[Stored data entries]

==============================

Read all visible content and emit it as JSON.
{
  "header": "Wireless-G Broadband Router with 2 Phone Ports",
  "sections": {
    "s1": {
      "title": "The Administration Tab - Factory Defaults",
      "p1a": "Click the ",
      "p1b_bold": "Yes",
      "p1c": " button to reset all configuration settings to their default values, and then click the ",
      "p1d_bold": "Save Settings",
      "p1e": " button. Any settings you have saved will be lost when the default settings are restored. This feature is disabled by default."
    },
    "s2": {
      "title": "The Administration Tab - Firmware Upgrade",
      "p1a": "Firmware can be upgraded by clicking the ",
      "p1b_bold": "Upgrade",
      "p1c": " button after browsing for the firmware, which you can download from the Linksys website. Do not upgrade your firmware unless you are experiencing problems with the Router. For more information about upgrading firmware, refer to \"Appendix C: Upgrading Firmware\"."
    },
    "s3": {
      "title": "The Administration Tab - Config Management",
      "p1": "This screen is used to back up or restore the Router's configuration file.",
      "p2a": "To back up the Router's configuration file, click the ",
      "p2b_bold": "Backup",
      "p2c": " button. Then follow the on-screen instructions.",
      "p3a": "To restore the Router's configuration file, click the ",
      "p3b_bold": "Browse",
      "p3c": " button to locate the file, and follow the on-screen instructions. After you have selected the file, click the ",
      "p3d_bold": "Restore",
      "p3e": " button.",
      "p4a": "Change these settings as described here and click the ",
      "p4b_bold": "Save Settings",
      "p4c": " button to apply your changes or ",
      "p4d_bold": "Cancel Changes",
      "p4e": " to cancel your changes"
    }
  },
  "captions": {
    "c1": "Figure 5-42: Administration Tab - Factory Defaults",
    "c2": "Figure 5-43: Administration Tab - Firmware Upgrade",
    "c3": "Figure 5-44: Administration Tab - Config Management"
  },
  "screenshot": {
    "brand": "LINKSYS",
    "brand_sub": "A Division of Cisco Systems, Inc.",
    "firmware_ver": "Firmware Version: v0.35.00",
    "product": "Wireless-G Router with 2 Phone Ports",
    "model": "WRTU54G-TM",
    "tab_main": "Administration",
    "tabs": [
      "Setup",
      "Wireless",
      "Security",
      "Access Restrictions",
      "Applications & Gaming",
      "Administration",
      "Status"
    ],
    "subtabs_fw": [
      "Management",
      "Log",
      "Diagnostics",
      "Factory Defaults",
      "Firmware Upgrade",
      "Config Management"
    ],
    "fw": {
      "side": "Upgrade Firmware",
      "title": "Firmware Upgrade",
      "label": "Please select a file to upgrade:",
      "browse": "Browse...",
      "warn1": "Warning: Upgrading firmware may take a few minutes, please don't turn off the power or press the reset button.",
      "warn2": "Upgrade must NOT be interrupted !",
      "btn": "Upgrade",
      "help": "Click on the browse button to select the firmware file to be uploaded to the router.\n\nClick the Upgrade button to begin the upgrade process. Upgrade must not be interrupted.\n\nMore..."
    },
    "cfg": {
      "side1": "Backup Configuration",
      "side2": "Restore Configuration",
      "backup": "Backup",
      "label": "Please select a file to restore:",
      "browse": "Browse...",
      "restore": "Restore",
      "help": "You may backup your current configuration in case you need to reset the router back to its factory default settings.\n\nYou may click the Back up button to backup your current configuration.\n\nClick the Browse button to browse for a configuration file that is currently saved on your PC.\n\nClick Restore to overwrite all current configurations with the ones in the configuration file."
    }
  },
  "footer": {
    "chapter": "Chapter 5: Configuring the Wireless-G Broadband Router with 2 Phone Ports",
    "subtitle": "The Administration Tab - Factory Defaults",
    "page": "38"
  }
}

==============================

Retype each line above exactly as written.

Read all visible content and emit it as JSON.
{
  "header": "Wireless-G Broadband Router with 2 Phone Ports",
  "sections": {
    "s1": {
      "title": "The Administration Tab - Factory Defaults",
      "p1a": "Click the ",
      "p1b_bold": "Yes",
      "p1c": " button to reset all configuration settings to their default values, and then click the ",
      "p1d_bold": "Save Settings",
      "p1e": " button. Any settings you have saved will be lost when the default settings are restored. This feature is disabled by default."
    },
    "s2": {
      "title": "The Administration Tab - Firmware Upgrade",
      "p1a": "Firmware can be upgraded by clicking the ",
      "p1b_bold": "Upgrade",
      "p1c": " button after browsing for the firmware, which you can download from the Linksys website. Do not upgrade your firmware unless you are experiencing problems with the Router. For more information about upgrading firmware, refer to \"Appendix C: Upgrading Firmware\"."
    },
    "s3": {
      "title": "The Administration Tab - Config Management",
      "p1": "This screen is used to back up or restore the Router's configuration file.",
      "p2a": "To back up the Router's configuration file, click the ",
      "p2b_bold": "Backup",
      "p2c": " button. Then follow the on-screen instructions.",
      "p3a": "To restore the Router's configuration file, click the ",
      "p3b_bold": "Browse",
      "p3c": " button to locate the file, and follow the on-screen instructions. After you have selected the file, click the ",
      "p3d_bold": "Restore",
      "p3e": " button.",
      "p4a": "Change these settings as described here and click the ",
      "p4b_bold": "Save Settings",
      "p4c": " button to apply your changes or ",
      "p4d_bold": "Cancel Changes",
      "p4e": " to cancel your changes"
    }
  },
  "captions": {
    "c1": "Figure 5-42: Administration Tab - Factory Defaults",
    "c2": "Figure 5-43: Administration Tab - Firmware Upgrade",
    "c3": "Figure 5-44: Administration Tab - Config Management"
  },
  "screenshot": {
    "brand": "LINKSYS",
    "brand_sub": "A Division of Cisco Systems, Inc.",
    "firmware_ver": "Firmware Version: v0.35.00",
    "product": "Wireless-G Router with 2 Phone Ports",
    "model": "WRTU54G-TM",
    "tab_main": "Administration",
    "tabs": [
      "Setup",
      "Wireless",
      "Security",
      "Access Restrictions",
      "Applications & Gaming",
      "Administration",
      "Status"
    ],
    "subtabs_fw": [
      "Management",
      "Log",
      "Diagnostics",
      "Factory Defaults",
      "Firmware Upgrade",
      "Config Management"
    ],
    "fw": {
      "side": "Upgrade Firmware",
      "title": "Firmware Upgrade",
      "label": "Please select a file to upgrade:",
      "browse": "Browse...",
      "warn1": "Warning: Upgrading firmware may take a few minutes, please don't turn off the power or press the reset button.",
      "warn2": "Upgrade must NOT be interrupted !",
      "btn": "Upgrade",
      "help": "Click on the browse button to select the firmware file to be uploaded to the router.\n\nClick the Upgrade button to begin the upgrade process. Upgrade must not be interrupted.\n\nMore..."
    },
    "cfg": {
      "side1": "Backup Configuration",
      "side2": "Restore Configuration",
      "backup": "Backup",
      "label": "Please select a file to restore:",
      "browse": "Browse...",
      "restore": "Restore",
      "help": "You may backup your current configuration in case you need to reset the router back to its factory default settings.\n\nYou may click the Back up button to backup your current configuration.\n\nClick the Browse button to browse for a configuration file that is currently saved on your PC.\n\nClick Restore to overwrite all current configurations with the ones in the configuration file."
    }
  },
  "footer": {
    "chapter": "Chapter 5: Configuring the Wireless-G Broadband Router with 2 Phone Ports",
    "subtitle": "The Administration Tab - Factory Defaults",
    "page": "38"
  }
}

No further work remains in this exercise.